§ What you will do
Each line below containing the word "Address" needs to be shown.

§ Supplied information
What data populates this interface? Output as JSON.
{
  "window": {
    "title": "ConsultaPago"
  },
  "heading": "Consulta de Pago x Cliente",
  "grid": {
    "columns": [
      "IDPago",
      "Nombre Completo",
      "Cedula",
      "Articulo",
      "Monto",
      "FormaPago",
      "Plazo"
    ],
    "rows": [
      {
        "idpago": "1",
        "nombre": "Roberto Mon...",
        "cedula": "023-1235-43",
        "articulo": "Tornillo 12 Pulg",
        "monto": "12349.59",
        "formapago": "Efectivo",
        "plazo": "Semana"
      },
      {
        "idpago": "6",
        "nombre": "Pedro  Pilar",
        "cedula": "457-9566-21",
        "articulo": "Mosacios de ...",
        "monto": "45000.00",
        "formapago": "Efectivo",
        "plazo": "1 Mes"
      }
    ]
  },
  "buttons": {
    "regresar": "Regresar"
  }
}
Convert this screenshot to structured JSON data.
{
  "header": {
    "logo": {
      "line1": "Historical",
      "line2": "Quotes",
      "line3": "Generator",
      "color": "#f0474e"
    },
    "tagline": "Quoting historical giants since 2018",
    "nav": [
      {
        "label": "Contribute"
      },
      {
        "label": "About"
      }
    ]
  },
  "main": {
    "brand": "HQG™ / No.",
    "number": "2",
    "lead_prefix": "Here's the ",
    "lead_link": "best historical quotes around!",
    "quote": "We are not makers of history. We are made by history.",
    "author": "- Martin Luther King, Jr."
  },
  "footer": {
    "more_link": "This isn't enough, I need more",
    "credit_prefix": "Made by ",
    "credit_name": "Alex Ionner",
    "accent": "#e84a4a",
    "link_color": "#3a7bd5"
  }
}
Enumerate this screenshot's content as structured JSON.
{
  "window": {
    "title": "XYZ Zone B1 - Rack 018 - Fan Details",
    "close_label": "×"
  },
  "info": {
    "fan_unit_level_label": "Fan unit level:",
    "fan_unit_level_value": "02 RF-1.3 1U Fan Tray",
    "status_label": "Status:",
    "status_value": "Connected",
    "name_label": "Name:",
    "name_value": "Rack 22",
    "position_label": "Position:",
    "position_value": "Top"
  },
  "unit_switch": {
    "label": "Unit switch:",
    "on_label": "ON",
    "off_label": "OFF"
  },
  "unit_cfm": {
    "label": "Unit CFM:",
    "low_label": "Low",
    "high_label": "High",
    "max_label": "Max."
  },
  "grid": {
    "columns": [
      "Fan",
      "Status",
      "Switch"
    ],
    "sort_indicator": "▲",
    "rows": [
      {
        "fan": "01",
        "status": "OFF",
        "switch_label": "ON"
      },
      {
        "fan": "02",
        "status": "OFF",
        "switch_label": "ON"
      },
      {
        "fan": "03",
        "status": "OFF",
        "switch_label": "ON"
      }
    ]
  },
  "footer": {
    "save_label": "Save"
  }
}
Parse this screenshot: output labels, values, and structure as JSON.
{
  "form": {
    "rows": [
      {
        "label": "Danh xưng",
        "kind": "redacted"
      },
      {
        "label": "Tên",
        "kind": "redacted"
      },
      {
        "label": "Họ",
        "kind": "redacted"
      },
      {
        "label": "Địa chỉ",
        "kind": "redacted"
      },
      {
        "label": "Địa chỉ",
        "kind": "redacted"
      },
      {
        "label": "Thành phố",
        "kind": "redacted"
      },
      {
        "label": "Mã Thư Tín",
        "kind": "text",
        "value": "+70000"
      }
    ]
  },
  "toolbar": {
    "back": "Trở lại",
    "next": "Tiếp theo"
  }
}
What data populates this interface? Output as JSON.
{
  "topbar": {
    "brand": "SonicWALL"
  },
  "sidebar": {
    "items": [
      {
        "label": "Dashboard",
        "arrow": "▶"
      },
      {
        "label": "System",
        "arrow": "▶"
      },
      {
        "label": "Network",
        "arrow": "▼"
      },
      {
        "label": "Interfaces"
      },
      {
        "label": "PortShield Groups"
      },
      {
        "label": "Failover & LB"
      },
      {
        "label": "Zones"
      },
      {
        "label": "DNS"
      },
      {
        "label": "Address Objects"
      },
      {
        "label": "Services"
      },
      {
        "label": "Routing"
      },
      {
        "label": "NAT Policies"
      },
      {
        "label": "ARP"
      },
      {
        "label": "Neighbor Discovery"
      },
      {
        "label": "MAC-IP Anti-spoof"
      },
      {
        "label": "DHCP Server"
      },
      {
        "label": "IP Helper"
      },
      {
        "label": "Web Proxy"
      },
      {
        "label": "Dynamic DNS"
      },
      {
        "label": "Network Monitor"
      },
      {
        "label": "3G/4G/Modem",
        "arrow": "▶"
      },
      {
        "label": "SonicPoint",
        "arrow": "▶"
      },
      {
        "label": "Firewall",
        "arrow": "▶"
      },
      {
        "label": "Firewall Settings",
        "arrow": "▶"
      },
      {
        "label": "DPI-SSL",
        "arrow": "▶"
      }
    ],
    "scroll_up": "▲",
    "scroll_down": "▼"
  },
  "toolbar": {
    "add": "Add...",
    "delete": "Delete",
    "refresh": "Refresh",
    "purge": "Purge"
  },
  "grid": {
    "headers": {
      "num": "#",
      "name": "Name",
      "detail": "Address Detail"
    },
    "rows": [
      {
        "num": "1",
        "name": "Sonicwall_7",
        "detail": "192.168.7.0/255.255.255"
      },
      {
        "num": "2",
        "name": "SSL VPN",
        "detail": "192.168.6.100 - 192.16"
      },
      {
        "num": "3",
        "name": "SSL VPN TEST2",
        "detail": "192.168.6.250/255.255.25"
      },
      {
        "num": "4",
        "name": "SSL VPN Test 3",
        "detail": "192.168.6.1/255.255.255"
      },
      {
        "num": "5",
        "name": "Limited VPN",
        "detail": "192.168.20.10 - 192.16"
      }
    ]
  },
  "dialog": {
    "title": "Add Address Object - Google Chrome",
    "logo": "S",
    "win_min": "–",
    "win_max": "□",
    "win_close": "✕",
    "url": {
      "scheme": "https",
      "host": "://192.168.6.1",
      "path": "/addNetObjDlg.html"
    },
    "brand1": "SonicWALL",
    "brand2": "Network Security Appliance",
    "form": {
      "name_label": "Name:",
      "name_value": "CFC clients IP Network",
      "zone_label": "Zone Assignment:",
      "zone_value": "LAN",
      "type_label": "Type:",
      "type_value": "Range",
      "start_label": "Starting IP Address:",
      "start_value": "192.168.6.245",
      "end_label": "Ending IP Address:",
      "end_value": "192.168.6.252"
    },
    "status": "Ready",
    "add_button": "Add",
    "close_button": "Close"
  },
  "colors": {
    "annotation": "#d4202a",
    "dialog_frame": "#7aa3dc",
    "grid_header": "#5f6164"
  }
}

§ Answer box
        "label": "Address Objects"
      "detail": "Address Detail"
    "title": "Add Address Object - Google Chrome",
      "start_label": "Starting IP Address:",
      "end_label": "Ending IP Address:",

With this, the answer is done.